Civil Disobedience, in Theory

Friday 1 March 2013, by Houda Chergui

"Democracy is the worst form of government, except for all those other forms that have been tried from time to time,” said Winston Churchill. This powerful statement of course stems from the common assumption that Democracy, at its optimum, has been achieved in the West.

The fundamental function of politics, according to John Locke, is to protect the civil liberties of every citizen when faced with a Hobbesian state of nature, and Democracy at its purest state ultimately fulfills this role. However, it is also claimed that a political system is only effective insofar as its laws protect these civil liberties and is beneficial to the common good.

Christian Bay and Charles C. Walker, authors of Civil Disobedience, Theory and Practice are of the opinion that the form of government we call Democracy today in the West—particularly in the United States—is framed in such a way that laws are tailored to appease those who have the means, those who are privileged enough to ultimately have their voices heard, to the detriment of the masses. The underprivileged are rendered passive as they are led to believe that all laws are legitimate because they have been democratically enacted, thus feeling obligated to follow them. According to American Political Scientist, Murray Edelman, the many are given “symbolic gratification” through democratic rhetoric and “nice-sounding” laws, whereas it is the few who reap the benefits. As a result, Democracy today is flawed, as it does not represent the will of all. Following this logic, the argument that laws are serving the common good is false, and so is the argument that disobedience to any law will promote anarchy.

Every citizen should have the right to refuse a law if it is unjust and goes beyond the social contract. This is commonly known as civil disobedience. The term refers to the process of public refusal to comply with the laws established by government authorities.

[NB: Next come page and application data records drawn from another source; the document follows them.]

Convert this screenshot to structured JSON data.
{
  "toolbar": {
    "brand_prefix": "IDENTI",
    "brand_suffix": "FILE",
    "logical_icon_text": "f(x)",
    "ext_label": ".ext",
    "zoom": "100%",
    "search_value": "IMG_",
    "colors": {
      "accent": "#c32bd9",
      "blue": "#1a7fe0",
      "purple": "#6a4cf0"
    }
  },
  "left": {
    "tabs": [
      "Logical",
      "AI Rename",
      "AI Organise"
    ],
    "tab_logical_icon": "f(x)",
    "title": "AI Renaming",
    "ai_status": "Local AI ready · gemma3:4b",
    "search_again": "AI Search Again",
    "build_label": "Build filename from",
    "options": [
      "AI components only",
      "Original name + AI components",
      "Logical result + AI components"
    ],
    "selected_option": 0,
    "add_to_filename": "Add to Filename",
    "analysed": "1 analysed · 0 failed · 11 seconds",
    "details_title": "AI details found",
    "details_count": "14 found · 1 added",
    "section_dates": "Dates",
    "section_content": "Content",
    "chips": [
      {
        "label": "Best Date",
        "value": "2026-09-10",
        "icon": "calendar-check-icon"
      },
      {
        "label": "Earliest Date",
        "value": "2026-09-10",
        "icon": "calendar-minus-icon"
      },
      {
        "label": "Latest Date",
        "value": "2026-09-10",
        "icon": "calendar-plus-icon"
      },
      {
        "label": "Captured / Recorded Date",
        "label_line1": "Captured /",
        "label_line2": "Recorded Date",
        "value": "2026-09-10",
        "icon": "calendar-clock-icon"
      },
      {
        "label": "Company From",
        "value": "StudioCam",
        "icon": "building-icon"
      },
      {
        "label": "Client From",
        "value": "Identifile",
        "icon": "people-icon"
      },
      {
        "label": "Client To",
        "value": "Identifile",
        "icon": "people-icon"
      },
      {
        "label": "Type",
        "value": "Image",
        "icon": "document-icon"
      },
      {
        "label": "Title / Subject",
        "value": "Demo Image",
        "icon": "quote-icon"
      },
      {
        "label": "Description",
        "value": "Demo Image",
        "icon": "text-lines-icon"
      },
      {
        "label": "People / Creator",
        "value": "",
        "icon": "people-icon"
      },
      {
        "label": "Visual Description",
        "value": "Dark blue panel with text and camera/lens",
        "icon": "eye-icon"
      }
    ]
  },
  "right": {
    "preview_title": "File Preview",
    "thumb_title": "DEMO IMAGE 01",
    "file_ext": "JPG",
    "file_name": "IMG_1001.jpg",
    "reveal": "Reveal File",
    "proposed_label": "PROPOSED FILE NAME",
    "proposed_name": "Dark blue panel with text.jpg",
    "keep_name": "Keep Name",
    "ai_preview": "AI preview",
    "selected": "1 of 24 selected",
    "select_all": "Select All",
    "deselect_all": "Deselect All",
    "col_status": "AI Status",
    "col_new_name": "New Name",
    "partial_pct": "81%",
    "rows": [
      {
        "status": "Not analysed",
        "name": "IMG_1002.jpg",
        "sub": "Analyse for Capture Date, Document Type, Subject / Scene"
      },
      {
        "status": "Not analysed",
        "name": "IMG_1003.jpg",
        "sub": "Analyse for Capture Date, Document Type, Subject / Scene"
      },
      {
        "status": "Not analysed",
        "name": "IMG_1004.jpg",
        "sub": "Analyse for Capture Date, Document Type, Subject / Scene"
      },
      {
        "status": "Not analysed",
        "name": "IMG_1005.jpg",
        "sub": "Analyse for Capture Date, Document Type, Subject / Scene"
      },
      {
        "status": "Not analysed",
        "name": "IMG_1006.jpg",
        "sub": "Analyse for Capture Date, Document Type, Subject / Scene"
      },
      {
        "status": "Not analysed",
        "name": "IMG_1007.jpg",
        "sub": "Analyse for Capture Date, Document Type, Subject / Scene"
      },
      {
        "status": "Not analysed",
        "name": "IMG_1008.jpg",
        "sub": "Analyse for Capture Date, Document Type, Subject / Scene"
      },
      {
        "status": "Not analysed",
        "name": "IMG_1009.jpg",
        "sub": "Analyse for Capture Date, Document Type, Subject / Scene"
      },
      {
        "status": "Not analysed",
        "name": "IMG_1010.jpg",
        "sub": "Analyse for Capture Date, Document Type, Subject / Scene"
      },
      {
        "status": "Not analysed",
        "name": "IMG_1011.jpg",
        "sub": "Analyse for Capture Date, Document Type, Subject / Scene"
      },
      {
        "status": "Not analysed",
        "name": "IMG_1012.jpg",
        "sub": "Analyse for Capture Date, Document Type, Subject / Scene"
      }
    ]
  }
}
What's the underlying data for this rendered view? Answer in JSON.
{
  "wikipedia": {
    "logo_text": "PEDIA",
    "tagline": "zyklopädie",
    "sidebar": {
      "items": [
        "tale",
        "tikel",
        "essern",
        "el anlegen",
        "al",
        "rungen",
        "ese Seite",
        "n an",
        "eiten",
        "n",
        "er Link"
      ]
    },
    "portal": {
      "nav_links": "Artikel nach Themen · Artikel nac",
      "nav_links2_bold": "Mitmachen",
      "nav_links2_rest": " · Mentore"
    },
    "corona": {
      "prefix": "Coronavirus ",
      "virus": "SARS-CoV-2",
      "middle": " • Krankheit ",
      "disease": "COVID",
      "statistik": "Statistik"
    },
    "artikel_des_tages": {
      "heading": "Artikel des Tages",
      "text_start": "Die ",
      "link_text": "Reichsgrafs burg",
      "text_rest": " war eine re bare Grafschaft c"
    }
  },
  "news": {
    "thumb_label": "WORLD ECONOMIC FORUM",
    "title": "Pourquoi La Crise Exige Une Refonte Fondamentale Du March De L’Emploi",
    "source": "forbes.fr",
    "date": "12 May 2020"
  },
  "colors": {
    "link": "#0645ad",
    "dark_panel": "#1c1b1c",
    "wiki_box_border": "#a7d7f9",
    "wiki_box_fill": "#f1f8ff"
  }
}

Any act cannot be simply interpreted as one of civil disobedience. The requirements for such a title are as follows: the act needs to be premeditated, understood by the actor(s) that it is illegal, or of contested legality, by carefully chosen means and must be done for the common good.

Bay and Walker claim that it is a common misconception that all civil disobedience is non-violent. Civil disobedience and non-violent action are two separate concepts as the latter rules out violent acts while the former does not. Among pacifists, all forms of civil disobedience by nature rule out any violent means. What the authors assert is that any relevant “carefully chosen and limited means” can be employed so long as they are rationally calculated to promote tangible ends. Such a definition implies that risk is calculated so as to include the least amount of violence possible, so long as the acts of violence are not worse than the present evil, a view shared by French author, journalist and philosopher Albert Camus, who avoids the use of violence in certain cases but does not abolish it as a possibility.

The solution to such a problem is the education of individuals that will lead to intellectual and political independence. Those who can think for themselves about the proper aims of government or state can judge by their own standards to what extent the government of their nation pursues these aims. There must be a widespread political education because only this can lead to liberation from the prevailing myth of an obligation to yield to “the Majesty of the Law” solely on the ground of its democratic enactment.


Bay, Christian and Charles C. Walker. Civil Disobedience, Theory and Practice. Montreal: Black Rose Books, 1975.

Click here to read about civil disobedience practices used in Quebec against tuition hikes in 2012.